> _To do_
Repeat the data below exactly, with every entry included.

> _Task material_

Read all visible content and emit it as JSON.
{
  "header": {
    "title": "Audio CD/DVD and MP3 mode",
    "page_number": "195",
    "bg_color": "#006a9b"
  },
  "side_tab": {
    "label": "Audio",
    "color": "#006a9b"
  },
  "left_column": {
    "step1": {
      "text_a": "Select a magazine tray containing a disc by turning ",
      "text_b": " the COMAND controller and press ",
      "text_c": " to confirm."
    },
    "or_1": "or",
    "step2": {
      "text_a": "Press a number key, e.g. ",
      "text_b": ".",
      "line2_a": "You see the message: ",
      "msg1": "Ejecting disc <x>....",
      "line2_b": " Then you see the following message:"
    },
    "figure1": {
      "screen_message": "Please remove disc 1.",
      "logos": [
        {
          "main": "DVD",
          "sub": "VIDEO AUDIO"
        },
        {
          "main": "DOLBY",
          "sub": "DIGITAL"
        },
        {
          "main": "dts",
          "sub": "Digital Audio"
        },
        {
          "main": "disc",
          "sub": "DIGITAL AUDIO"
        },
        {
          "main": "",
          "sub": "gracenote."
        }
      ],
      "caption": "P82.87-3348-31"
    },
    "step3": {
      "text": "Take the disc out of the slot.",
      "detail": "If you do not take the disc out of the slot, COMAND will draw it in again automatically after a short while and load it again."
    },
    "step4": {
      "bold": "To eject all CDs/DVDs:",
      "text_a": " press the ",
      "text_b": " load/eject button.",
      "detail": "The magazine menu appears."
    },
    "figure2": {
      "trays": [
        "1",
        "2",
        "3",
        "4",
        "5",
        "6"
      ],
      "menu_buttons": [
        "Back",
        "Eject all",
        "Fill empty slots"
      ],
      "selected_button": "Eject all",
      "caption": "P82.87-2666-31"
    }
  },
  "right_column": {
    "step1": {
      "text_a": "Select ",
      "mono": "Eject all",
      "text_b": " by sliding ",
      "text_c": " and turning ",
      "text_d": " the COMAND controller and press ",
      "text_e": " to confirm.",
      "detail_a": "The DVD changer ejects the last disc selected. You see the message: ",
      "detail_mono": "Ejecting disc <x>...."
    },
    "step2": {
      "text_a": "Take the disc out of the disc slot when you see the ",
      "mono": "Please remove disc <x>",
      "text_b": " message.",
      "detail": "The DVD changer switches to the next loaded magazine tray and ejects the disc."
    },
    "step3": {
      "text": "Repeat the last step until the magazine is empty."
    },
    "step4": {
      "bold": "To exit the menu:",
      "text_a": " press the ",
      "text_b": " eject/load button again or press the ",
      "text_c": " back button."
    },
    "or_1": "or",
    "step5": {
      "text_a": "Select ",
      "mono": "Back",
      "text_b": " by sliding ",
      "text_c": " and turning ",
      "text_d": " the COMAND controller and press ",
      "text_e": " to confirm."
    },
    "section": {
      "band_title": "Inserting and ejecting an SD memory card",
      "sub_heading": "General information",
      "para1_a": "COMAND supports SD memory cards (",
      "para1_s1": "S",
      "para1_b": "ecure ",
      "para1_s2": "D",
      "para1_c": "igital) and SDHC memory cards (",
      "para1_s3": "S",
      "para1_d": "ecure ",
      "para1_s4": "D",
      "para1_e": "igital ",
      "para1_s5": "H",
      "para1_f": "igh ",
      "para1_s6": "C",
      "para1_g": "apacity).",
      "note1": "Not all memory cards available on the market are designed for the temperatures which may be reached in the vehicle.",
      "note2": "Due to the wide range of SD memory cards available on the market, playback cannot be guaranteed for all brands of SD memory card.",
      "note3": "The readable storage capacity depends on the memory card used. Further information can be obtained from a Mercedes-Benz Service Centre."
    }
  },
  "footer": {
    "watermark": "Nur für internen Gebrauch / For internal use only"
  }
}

> _Response below_
Read all visible content and emit it as JSON.
{
  "header": {
    "title": "Audio CD/DVD and MP3 mode",
    "page_number": "195",
    "bg_color": "#006a9b"
  },
  "side_tab": {
    "label": "Audio",
    "color": "#006a9b"
  },
  "left_column": {
    "step1": {
      "text_a": "Select a magazine tray containing a disc by turning ",
      "text_b": " the COMAND controller and press ",
      "text_c": " to confirm."
    },
    "or_1": "or",
    "step2": {
      "text_a": "Press a number key, e.g. ",
      "text_b": ".",
      "line2_a": "You see the message: ",
      "msg1": "Ejecting disc <x>....",
      "line2_b": " Then you see the following message:"
    },
    "figure1": {
      "screen_message": "Please remove disc 1.",
      "logos": [
        {
          "main": "DVD",
          "sub": "VIDEO AUDIO"
        },
        {
          "main": "DOLBY",
          "sub": "DIGITAL"
        },
        {
          "main": "dts",
          "sub": "Digital Audio"
        },
        {
          "main": "disc",
          "sub": "DIGITAL AUDIO"
        },
        {
          "main": "",
          "sub": "gracenote."
        }
      ],
      "caption": "P82.87-3348-31"
    },
    "step3": {
      "text": "Take the disc out of the slot.",
      "detail": "If you do not take the disc out of the slot, COMAND will draw it in again automatically after a short while and load it again."
    },
    "step4": {
      "bold": "To eject all CDs/DVDs:",
      "text_a": " press the ",
      "text_b": " load/eject button.",
      "detail": "The magazine menu appears."
    },
    "figure2": {
      "trays": [
        "1",
        "2",
        "3",
        "4",
        "5",
        "6"
      ],
      "menu_buttons": [
        "Back",
        "Eject all",
        "Fill empty slots"
      ],
      "selected_button": "Eject all",
      "caption": "P82.87-2666-31"
    }
  },
  "right_column": {
    "step1": {
      "text_a": "Select ",
      "mono": "Eject all",
      "text_b": " by sliding ",
      "text_c": " and turning ",
      "text_d": " the COMAND controller and press ",
      "text_e": " to confirm.",
      "detail_a": "The DVD changer ejects the last disc selected. You see the message: ",
      "detail_mono": "Ejecting disc <x>...."
    },
    "step2": {
      "text_a": "Take the disc out of the disc slot when you see the ",
      "mono": "Please remove disc <x>",
      "text_b": " message.",
      "detail": "The DVD changer switches to the next loaded magazine tray and ejects the disc."
    },
    "step3": {
      "text": "Repeat the last step until the magazine is empty."
    },
    "step4": {
      "bold": "To exit the menu:",
      "text_a": " press the ",
      "text_b": " eject/load button again or press the ",
      "text_c": " back button."
    },
    "or_1": "or",
    "step5": {
      "text_a": "Select ",
      "mono": "Back",
      "text_b": " by sliding ",
      "text_c": " and turning ",
      "text_d": " the COMAND controller and press ",
      "text_e": " to confirm."
    },
    "section": {
      "band_title": "Inserting and ejecting an SD memory card",
      "sub_heading": "General information",
      "para1_a": "COMAND supports SD memory cards (",
      "para1_s1": "S",
      "para1_b": "ecure ",
      "para1_s2": "D",
      "para1_c": "igital) and SDHC memory cards (",
      "para1_s3": "S",
      "para1_d": "ecure ",
      "para1_s4": "D",
      "para1_e": "igital ",
      "para1_s5": "H",
      "para1_f": "igh ",
      "para1_s6": "C",
      "para1_g": "apacity).",
      "note1": "Not all memory cards available on the market are designed for the temperatures which may be reached in the vehicle.",
      "note2": "Due to the wide range of SD memory cards available on the market, playback cannot be guaranteed for all brands of SD memory card.",
      "note3": "The readable storage capacity depends on the memory card used. Further information can be obtained from a Mercedes-Benz Service Centre."
    }
  },
  "footer": {
    "watermark": "Nur für internen Gebrauch / For internal use only"
  }
}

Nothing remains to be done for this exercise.